TO DO: Some lines in the entries contain the word "texture". Copy all of them.
Start of RECORDS
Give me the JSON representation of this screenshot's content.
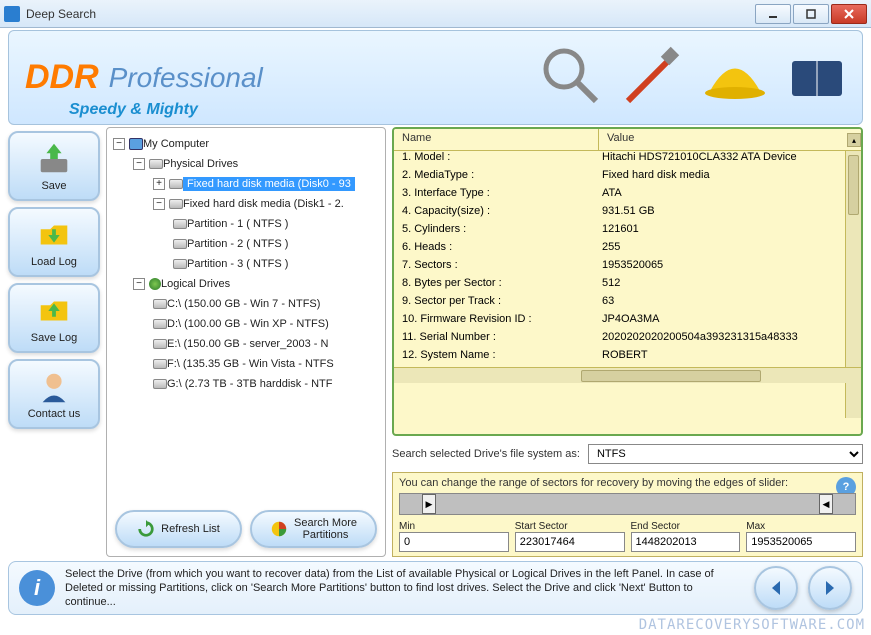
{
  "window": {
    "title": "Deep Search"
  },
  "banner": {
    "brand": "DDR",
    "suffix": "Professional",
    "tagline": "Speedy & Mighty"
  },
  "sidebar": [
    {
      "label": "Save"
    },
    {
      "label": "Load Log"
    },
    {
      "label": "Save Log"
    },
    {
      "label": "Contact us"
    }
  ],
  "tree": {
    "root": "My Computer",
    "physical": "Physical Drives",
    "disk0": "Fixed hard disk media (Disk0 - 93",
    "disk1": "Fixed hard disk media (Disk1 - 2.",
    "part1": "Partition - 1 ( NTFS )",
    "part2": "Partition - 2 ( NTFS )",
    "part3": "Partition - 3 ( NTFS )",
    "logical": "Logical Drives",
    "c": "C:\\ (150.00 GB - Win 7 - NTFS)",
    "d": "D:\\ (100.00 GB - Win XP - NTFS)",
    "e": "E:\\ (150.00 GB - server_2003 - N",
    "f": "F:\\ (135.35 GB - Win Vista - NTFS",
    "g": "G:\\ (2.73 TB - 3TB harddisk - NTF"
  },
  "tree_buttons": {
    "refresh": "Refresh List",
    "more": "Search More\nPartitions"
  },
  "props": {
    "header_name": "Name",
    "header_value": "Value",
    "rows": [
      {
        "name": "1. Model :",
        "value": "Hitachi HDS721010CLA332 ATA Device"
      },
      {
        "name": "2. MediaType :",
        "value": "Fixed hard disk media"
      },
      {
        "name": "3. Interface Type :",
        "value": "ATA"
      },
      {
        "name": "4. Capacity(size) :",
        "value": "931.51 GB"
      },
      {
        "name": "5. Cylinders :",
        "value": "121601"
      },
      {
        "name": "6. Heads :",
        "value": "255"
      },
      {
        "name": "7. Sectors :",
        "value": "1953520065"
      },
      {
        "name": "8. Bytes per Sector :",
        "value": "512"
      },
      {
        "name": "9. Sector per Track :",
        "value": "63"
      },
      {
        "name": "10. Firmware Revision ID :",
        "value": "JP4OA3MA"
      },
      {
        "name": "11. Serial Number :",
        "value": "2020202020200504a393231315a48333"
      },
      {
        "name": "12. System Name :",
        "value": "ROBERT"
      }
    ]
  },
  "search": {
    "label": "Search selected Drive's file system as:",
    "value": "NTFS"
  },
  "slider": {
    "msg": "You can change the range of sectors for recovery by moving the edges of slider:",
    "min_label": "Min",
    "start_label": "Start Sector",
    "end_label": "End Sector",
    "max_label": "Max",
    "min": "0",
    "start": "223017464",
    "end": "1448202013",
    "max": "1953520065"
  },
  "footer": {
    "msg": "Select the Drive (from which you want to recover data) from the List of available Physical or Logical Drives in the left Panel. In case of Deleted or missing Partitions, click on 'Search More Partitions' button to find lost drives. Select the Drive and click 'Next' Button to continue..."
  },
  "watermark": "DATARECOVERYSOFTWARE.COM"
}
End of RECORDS
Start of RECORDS
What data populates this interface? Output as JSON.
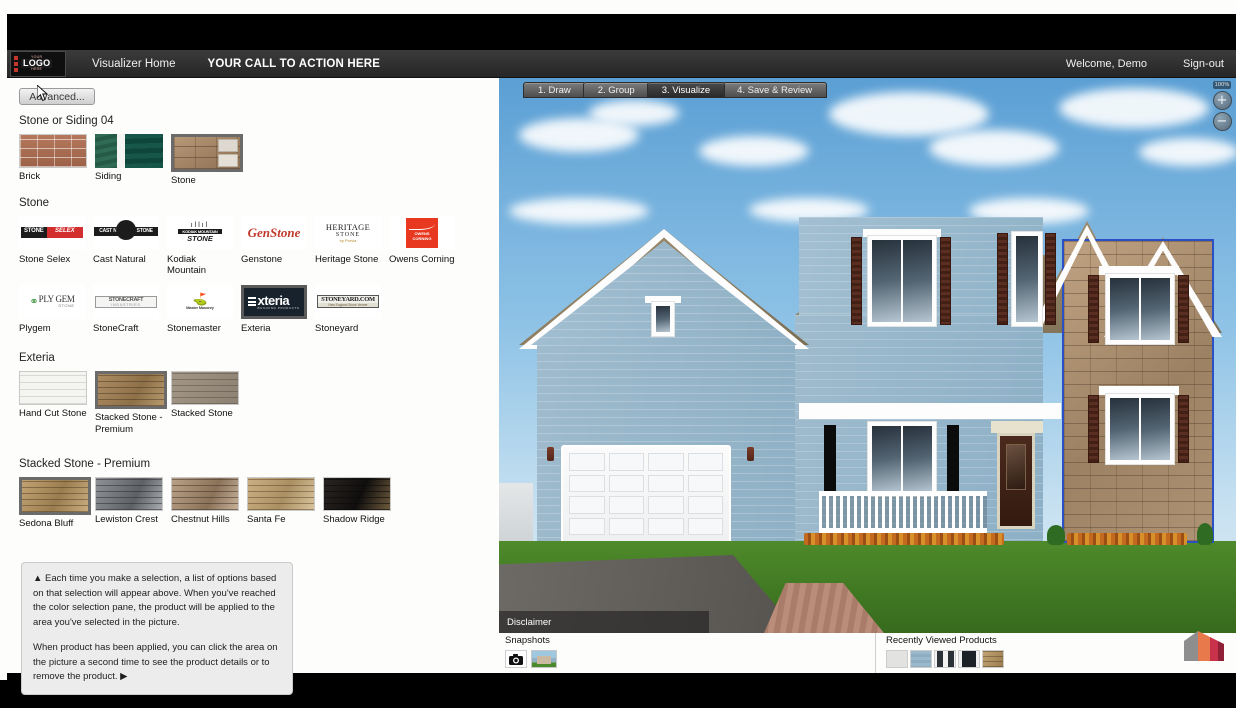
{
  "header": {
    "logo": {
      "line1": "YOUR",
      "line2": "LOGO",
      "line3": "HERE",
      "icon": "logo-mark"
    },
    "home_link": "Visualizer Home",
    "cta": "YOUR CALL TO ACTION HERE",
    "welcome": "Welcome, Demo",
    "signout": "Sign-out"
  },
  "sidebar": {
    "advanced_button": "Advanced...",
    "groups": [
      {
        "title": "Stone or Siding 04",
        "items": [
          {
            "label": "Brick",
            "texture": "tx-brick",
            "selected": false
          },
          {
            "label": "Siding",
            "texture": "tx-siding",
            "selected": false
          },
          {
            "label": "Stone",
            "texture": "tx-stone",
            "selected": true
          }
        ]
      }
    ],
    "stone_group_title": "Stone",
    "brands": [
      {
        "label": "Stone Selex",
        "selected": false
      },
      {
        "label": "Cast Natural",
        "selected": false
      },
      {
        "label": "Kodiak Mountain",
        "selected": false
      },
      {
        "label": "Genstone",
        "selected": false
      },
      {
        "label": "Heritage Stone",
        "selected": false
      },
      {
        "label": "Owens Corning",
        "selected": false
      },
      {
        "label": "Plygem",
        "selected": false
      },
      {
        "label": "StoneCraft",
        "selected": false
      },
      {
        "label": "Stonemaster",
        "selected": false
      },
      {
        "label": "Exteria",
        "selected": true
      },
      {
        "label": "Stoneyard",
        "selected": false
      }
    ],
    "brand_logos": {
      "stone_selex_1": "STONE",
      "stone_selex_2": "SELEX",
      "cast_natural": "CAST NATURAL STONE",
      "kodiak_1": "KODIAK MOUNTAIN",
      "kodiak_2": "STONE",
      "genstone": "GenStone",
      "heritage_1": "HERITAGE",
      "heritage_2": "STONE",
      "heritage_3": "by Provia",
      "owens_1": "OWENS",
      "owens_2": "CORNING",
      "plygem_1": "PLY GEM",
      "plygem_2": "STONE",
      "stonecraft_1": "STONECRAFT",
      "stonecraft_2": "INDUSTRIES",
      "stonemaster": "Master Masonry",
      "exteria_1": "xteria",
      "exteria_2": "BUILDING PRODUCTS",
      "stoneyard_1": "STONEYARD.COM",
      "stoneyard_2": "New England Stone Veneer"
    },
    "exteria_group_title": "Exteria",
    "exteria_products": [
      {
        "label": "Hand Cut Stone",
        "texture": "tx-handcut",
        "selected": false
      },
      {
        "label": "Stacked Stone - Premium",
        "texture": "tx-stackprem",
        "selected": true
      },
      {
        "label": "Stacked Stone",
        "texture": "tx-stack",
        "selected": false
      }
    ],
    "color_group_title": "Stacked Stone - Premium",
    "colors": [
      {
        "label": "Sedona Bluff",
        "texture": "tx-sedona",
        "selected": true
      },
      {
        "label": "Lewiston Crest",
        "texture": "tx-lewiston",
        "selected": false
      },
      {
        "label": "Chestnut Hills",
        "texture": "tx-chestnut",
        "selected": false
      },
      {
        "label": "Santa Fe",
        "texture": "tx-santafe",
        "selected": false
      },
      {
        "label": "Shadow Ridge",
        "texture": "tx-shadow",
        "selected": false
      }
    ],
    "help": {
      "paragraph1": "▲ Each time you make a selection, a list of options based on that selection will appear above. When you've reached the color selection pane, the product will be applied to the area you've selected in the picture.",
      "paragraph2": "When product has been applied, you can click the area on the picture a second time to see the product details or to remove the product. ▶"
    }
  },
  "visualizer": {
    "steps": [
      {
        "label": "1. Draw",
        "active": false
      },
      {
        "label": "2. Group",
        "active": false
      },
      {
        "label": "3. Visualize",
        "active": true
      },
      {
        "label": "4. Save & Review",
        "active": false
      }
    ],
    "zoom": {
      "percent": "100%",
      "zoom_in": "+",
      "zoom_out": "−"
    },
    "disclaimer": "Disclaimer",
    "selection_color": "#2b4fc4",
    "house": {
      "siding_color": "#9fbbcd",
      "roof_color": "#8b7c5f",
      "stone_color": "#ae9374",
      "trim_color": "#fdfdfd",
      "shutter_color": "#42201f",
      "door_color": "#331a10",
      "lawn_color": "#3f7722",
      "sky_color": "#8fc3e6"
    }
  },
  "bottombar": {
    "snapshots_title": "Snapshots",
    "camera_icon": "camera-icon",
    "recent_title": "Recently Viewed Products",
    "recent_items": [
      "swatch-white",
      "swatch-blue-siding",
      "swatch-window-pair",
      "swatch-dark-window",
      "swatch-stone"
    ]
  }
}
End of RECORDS
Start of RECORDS
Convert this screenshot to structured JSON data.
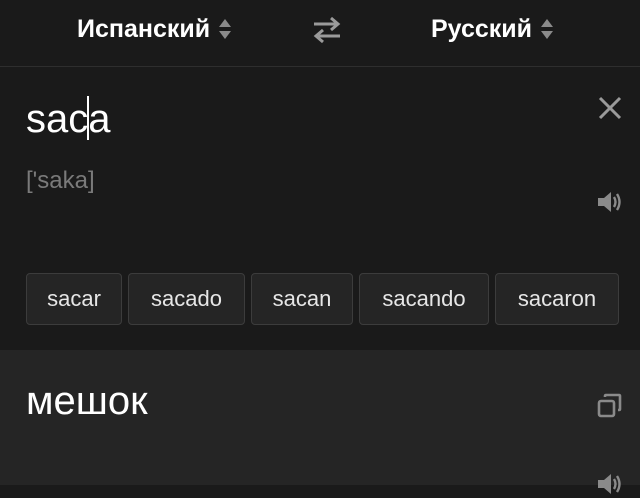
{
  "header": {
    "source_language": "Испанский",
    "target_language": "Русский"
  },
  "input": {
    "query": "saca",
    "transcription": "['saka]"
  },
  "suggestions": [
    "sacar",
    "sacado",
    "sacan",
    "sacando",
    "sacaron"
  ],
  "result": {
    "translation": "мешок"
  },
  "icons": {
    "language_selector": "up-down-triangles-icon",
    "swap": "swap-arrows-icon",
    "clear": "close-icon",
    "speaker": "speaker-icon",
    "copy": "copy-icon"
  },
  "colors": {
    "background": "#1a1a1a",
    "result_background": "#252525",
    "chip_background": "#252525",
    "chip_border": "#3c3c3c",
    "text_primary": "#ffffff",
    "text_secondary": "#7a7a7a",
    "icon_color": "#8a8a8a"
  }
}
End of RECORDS
PROBLEM SOLUTION:
            "texture": "tx-brick",
            "texture": "tx-siding",
            "texture": "tx-stone",
        "texture": "tx-handcut",
        "texture": "tx-stackprem",
        "texture": "tx-stack",
        "texture": "tx-sedona",
        "texture": "tx-lewiston",
        "texture": "tx-chestnut",
        "texture": "tx-santafe",
        "texture": "tx-shadow",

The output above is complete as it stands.